*** Block opens ***

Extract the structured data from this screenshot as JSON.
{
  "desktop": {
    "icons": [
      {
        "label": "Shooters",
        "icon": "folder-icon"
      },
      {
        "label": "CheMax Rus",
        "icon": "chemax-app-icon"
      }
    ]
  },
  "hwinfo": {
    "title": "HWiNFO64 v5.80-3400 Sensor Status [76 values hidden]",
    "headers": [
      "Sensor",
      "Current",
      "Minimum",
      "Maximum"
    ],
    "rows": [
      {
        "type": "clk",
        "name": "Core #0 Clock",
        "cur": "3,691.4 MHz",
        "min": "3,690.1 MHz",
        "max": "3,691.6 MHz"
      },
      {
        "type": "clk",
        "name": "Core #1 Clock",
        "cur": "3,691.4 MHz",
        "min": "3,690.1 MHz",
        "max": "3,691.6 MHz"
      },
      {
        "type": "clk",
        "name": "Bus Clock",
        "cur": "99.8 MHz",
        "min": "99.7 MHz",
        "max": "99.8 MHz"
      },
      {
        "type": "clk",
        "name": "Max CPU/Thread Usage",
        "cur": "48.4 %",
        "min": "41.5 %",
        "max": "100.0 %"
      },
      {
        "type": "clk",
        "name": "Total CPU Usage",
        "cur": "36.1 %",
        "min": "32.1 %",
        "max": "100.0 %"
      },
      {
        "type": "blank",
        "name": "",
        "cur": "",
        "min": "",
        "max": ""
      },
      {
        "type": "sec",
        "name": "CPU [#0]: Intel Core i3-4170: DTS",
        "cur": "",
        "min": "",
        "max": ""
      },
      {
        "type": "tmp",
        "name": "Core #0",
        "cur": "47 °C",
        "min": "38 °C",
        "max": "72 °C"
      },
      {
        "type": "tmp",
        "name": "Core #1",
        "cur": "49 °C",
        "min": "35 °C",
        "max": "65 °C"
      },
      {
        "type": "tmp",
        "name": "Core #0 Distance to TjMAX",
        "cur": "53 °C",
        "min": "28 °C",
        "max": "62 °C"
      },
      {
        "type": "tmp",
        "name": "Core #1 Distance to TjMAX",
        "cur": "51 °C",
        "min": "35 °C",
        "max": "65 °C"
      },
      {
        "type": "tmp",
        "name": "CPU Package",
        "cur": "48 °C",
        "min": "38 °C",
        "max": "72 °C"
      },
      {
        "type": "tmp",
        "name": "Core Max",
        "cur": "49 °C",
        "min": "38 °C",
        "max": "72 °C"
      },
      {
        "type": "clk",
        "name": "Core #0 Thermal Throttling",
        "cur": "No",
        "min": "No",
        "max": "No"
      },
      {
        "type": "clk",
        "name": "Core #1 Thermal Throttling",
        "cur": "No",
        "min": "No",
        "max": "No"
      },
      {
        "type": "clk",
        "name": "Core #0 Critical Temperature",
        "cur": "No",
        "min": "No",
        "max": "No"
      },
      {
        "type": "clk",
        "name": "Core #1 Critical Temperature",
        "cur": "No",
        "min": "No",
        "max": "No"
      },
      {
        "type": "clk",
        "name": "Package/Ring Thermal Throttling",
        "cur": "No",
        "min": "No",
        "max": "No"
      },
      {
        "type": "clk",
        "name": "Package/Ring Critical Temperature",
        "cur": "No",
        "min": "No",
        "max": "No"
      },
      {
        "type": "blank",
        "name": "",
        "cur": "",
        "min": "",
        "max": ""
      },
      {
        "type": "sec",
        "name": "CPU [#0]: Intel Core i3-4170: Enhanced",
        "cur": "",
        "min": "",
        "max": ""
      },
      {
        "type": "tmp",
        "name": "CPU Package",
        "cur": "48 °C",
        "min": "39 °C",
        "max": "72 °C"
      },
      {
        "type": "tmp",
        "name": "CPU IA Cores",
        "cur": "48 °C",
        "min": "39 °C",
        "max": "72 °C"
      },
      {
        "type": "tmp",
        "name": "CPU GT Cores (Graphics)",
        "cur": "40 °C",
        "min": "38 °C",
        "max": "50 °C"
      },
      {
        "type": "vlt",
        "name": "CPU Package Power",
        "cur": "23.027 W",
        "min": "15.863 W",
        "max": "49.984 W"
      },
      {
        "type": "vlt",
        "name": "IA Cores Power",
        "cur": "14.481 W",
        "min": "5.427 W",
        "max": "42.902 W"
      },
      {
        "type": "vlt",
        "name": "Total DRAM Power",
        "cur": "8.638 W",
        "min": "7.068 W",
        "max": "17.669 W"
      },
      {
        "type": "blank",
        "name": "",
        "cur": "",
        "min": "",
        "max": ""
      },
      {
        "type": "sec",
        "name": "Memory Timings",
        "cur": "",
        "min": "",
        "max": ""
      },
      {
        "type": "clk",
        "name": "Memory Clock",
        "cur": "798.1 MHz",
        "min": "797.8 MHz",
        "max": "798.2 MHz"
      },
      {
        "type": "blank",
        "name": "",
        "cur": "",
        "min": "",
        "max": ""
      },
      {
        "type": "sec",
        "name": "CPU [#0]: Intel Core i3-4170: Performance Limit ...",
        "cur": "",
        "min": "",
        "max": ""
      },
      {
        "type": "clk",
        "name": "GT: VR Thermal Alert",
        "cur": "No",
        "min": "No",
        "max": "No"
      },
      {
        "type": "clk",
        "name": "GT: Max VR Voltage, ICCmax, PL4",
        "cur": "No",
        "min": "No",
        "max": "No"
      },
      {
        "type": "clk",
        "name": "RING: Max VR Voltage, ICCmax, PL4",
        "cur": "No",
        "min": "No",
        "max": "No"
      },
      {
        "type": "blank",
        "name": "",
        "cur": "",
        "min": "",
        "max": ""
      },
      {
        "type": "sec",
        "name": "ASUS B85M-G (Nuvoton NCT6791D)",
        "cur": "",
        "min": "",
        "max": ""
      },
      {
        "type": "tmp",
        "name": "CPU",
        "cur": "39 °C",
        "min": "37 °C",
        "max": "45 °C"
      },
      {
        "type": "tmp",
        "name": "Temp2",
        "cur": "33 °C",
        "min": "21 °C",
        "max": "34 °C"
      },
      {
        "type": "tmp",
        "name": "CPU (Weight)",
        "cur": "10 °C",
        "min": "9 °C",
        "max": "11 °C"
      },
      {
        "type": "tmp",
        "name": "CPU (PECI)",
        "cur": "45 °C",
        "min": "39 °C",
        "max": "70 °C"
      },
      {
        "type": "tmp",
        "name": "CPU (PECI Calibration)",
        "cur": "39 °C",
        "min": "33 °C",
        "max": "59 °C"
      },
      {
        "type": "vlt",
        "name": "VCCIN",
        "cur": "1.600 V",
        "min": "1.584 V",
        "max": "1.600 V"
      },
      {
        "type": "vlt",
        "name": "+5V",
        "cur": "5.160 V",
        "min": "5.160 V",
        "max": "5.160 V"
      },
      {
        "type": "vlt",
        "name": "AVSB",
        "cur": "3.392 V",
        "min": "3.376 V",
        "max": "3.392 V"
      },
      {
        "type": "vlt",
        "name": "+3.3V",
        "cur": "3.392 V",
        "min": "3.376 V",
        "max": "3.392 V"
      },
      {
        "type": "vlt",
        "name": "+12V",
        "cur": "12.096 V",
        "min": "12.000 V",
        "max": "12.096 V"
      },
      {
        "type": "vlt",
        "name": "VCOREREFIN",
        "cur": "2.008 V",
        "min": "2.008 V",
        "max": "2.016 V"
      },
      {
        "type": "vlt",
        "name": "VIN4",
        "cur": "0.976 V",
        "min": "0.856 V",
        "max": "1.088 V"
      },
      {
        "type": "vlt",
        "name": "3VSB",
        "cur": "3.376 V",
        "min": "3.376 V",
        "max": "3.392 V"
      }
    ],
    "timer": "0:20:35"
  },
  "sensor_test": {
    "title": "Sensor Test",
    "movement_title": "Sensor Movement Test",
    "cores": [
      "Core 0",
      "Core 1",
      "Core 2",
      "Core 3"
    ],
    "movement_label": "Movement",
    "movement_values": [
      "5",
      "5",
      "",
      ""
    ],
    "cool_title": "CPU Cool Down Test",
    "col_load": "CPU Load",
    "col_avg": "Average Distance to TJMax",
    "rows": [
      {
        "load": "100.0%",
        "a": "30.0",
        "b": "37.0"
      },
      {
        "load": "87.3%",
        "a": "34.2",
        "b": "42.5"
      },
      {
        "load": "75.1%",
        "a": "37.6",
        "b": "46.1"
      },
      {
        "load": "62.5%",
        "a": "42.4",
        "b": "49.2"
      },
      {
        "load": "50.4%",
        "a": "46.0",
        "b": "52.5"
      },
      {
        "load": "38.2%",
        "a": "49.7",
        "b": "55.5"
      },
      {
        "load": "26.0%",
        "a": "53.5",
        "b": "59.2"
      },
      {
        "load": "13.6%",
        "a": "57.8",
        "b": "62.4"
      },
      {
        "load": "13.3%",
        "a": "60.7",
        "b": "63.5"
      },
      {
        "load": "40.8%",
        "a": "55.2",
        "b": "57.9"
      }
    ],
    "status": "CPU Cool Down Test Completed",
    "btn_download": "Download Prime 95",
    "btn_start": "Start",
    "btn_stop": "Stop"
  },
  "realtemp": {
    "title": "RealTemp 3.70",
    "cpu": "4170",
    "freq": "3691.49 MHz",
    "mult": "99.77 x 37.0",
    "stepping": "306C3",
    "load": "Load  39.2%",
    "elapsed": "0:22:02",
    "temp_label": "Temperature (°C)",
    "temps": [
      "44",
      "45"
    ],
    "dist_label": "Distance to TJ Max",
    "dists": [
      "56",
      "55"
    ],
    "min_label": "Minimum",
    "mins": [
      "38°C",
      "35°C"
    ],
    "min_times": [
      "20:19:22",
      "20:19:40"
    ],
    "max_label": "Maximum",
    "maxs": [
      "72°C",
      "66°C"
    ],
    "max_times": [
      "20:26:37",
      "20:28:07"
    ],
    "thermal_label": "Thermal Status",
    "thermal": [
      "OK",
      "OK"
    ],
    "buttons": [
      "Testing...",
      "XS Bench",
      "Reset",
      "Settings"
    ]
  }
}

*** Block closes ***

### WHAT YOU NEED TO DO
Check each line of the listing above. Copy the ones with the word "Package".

### RESPONSE TO THE EXERCISE
        "name": "CPU Package",
        "name": "Package/Ring Thermal Throttling",
        "name": "Package/Ring Critical Temperature",
        "name": "CPU Package",
        "name": "CPU Package Power",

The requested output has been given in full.